Zvi Shalgo, chairman and owner of the PTL Group, an organization that provides business services and administrative and operational support for foreign companies in China, tells NoCamels that, in effect, the establishment of the foreign investment committee did not signal a big change.
“Restrictions on investments in certain industries, like the military tech sector, already exist. The way the Israeli government handled this was correct; it was low-key, it was careful and respectful and it didn’t make a lot of noise,” Shalgo says.
Israel and China have a strong relationship, and there is “no reason not to have ties with the biggest economy in the world. Israel is a sovereign country and has its own interests,” he says, adding that the move will hopefully satisfy the Americans while keeping ties with the Chinese in place.
Haggai Ravid, CEO of Cukierman & Co Investment House, tells NoCamels that it’s too early to say if the formation of the committee will have any impact but that Israel is engaged in a balancing act.
He agrees that regulations are already in place to prevent Israel from selling sensitive military-related technology to China and other countries. “We’re all aware of what is allowed and not allowed. There is no need for more bureaucracy or government intervention,” Ravid tells NoCamels.
There are clear “limits to what we can do with China,” Catarivas said, citing the 1990s Phalcon deal where Israel had to scrap the sale of advanced airborne radar systems to China amid strong US opposition.
“Selling military tech is outside the bounds of the relations with China and the Chinese know this,” he went on. “But there’s a whole category called dual usage, where tech would have both civilian and military applications… and this area that was more easy to detect 20 years ago is becoming much more complicated because today almost everything can [have] dual use.”
Finding that line, he said, is a major challenge for many countries, not just for Israel.
Chinese interest in Israel
Chinese interest in Israel is vast and covers different sectors such as digital health, agriculture tech and food tech, AI, robotics, and autonomous vehicle tech, Ravid tells NoCamels. Tensions between Washington and Beijing have not slowed down this interest in Israeli innovations, he says.
The Chinese “do not hesitate to do business in Israel; they meet their needs. They are very practical and pragmatic. It’s all business,” Shalgo tells NoCamels.
The West has to be pragmatic too, Shalgo warns, because “if the medium of war is economic, China is completely prepared and it will win.”
“There is no room for complaints. In China, government and business go together and this pushed the country toward unbelievable achievement and growth in recent years. This may not be fair but the West has failed to get organized and compete,” he charges.

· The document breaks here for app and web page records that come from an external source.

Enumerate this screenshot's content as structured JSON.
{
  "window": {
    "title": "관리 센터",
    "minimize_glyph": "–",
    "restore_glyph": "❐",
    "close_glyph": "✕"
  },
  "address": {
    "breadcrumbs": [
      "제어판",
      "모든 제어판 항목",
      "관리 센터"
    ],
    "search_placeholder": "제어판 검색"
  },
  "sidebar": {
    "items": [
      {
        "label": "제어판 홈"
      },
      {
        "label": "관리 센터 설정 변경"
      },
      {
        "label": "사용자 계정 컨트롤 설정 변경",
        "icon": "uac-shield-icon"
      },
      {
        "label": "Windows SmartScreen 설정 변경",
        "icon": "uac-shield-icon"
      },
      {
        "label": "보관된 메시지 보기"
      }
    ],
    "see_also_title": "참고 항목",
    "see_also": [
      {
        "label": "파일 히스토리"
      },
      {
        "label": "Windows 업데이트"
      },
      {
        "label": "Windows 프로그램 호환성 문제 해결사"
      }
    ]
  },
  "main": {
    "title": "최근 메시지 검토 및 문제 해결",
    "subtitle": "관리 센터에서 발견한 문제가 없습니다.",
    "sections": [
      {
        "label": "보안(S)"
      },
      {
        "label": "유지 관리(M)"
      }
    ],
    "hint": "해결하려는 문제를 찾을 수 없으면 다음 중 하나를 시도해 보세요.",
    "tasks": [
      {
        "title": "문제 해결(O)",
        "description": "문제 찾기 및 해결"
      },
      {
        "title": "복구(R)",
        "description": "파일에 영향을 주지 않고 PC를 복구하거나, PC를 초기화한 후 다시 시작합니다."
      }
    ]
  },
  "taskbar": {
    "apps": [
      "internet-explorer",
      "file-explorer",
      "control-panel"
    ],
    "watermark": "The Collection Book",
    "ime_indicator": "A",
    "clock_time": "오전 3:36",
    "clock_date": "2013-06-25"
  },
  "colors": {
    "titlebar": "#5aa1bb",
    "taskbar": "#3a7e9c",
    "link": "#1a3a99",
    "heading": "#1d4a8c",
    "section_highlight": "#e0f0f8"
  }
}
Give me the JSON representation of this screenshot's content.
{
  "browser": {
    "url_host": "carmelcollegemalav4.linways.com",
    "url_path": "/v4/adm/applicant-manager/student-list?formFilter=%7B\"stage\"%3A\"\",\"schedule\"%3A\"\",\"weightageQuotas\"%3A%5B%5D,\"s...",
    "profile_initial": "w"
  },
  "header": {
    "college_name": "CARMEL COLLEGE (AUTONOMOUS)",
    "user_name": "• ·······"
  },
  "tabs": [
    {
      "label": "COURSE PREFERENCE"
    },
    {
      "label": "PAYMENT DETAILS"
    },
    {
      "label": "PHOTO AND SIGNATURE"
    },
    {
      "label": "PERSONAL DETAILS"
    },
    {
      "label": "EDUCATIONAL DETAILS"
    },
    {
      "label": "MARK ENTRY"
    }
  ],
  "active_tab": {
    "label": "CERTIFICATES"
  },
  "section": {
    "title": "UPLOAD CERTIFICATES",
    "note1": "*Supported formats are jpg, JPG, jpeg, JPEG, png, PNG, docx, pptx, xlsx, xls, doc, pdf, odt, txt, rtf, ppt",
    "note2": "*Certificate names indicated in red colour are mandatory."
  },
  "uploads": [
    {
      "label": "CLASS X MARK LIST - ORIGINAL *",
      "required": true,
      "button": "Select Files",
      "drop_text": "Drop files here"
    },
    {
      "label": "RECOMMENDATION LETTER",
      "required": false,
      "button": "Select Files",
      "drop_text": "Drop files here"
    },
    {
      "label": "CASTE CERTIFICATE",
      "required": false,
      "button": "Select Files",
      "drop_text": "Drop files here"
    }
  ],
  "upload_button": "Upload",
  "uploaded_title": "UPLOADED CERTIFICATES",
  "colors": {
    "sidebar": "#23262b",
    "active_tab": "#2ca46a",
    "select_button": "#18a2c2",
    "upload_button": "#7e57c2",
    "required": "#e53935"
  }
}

The West has had “no mechanism to protect their companies or industries. Chinese companies are backed by the government and have access to money and resources, which makes them very competitive and aggressive.”
American policies toward China, says Shalgo, are “kind of hysterical and are trying to compensate for not doing anything against Chinese expansion for two decades.”
In the West, the mentality is for a free and open market. In China, government and business go hand in hand. “Why should they stop? It has worked very well for them,” Shalgo says.
Israel needs to care for its interests, said Catarivas. “We need better infrastructure as we are falling behind. The government has to maximize its budget and if it can get a better deal with a Chinese contractor than with an American one or an Italian one.. can anyone blame the Israeli government?”
At the same time, he warned, America is trying to build “a kind of alliance with other countries” against China and perhaps the Americans “feel a bit uncomfortable that Israel, a major ally, does not fall in line with stopping the so-called Chinese expansion.”
“So we have to understand the sensitivity of the Americans…but we have to balance it with our own national interests,” Catarivas said.